Detailed plot synopsis reviews of Burial Rites
Later, Fridrik wakes her up and asks her to look at Natan's body to see if he is dead yet. Fridrik smacked him to the head with a hammer but isn't sure he finished the job and wants Agnes to check him out. What kind of a wimpy killer is Fridrik?
And by the way, another guy named Petur was also killed, but he wasn't having sex with anyone so isn't as important.
Anyway, Agnes sees that Natan is still alive, but he is choking on his blood. Feeling that he is suffering, Agnes takes a knife and stabs him dead.
This was the most surprising part of the book. I thought the whole story was leading up to an explanation of how Agnes was falsely accused of murder. But no, the story was exactly as we were told on page one--Agnes was guilty of murder. What, then, was the purpose of the entire book? To show us why Agnes killed Natan? Because she "supposedly" thought he was suffering after being smacked in the head with a hammer? Was that worth writing over 300 pages about? This complete lack of any plot development was very, very disappointing.Click here to see the rest of this review
When the time comes for Agnes's execution, Toti, the priest she has been talking to, gets her drunk on brandy, heh heh. Agnes asks if the execution can be delayed, because she's "not ready", as if she has the choice of scheduling her own execution.
First they execute Fridrik. There is a big chopping sound as they cut his head off! Then they chop off Agnes's head. Then they put their heads on spears and display them to the townsfolk. Not joking!
This book was a complete waste of time. I was expecting a story showing why Agnes was unfairly convicted of murder, or at least showing some partial justification for what she did. Natan was an asshole, treating her poorly, and boning Siggi as well, but Agnes did not have to stay with him. She chose to be there. And nothing Natan did was deserving of death.
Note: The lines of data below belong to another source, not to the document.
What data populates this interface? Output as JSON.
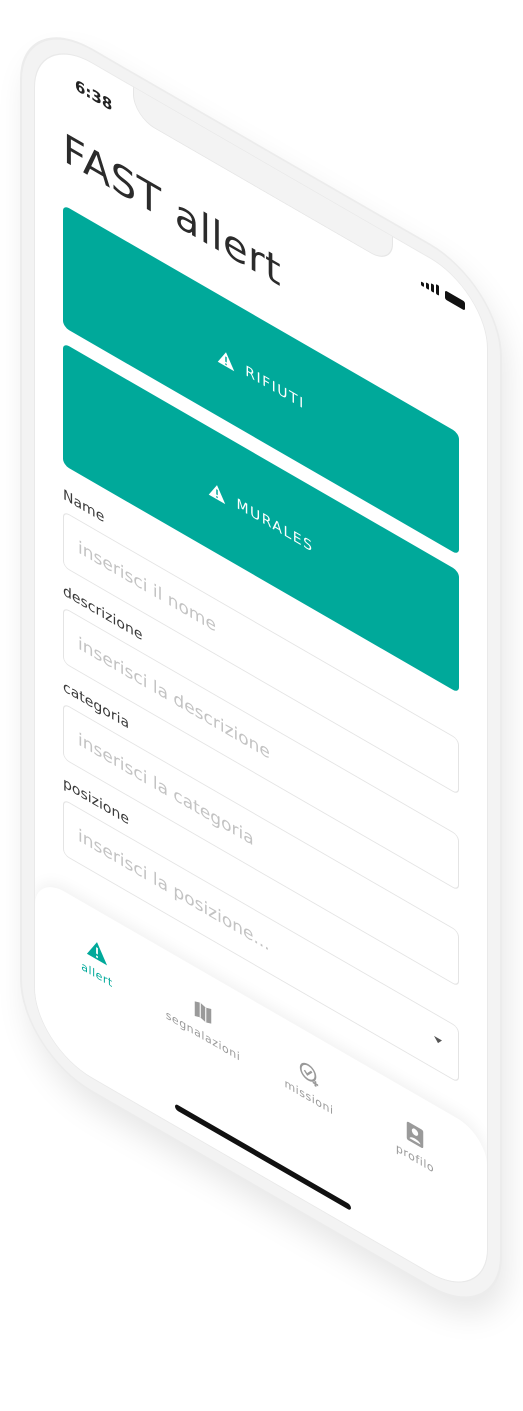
{
  "status_bar": {
    "time": "6:38"
  },
  "header": {
    "title": "FAST allert"
  },
  "actions": [
    {
      "label": "RIFIUTI",
      "icon": "warning-icon"
    },
    {
      "label": "MURALES",
      "icon": "warning-icon"
    }
  ],
  "form": {
    "name": {
      "label": "Name",
      "placeholder": "inserisci il nome",
      "value": ""
    },
    "descrizione": {
      "label": "descrizione",
      "placeholder": "inserisci la descrizione",
      "value": ""
    },
    "categoria": {
      "label": "categoria",
      "placeholder": "inserisci la categoria",
      "value": ""
    },
    "posizione": {
      "label": "posizione",
      "placeholder": "inserisci la posizione...",
      "value": ""
    }
  },
  "tabbar": {
    "active": "allert",
    "items": [
      {
        "label": "allert",
        "icon": "warning-icon"
      },
      {
        "label": "segnalazioni",
        "icon": "map-icon"
      },
      {
        "label": "missioni",
        "icon": "check-plus-icon"
      },
      {
        "label": "profilo",
        "icon": "profile-icon"
      }
    ]
  },
  "colors": {
    "accent": "#00a99a",
    "inactive": "#9a9a9a",
    "placeholder": "#c3c3c3"
  }
}
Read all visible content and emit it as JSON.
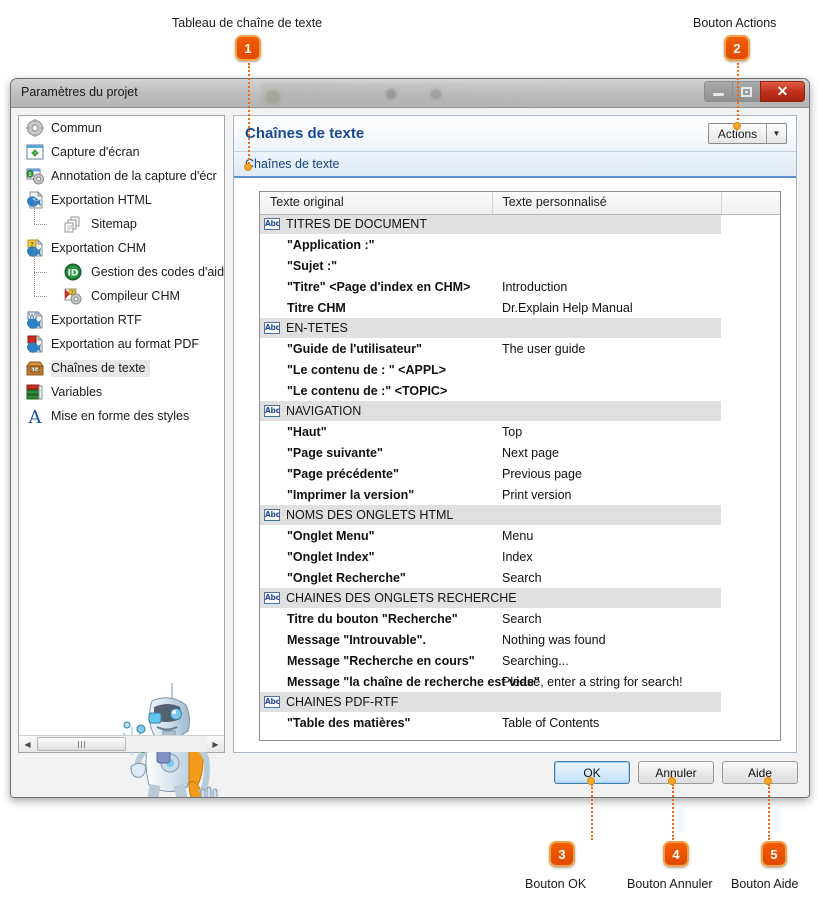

And so Agnes was guilty as charged, and what was the point of the book, except to give us several hundred pages of tending a farm and random musings about ones' past? That combined with the ridiculous setup of the story--having a convicted killer work on a farm with young children, made the entire book both ridiculous and uninteresting at the same time.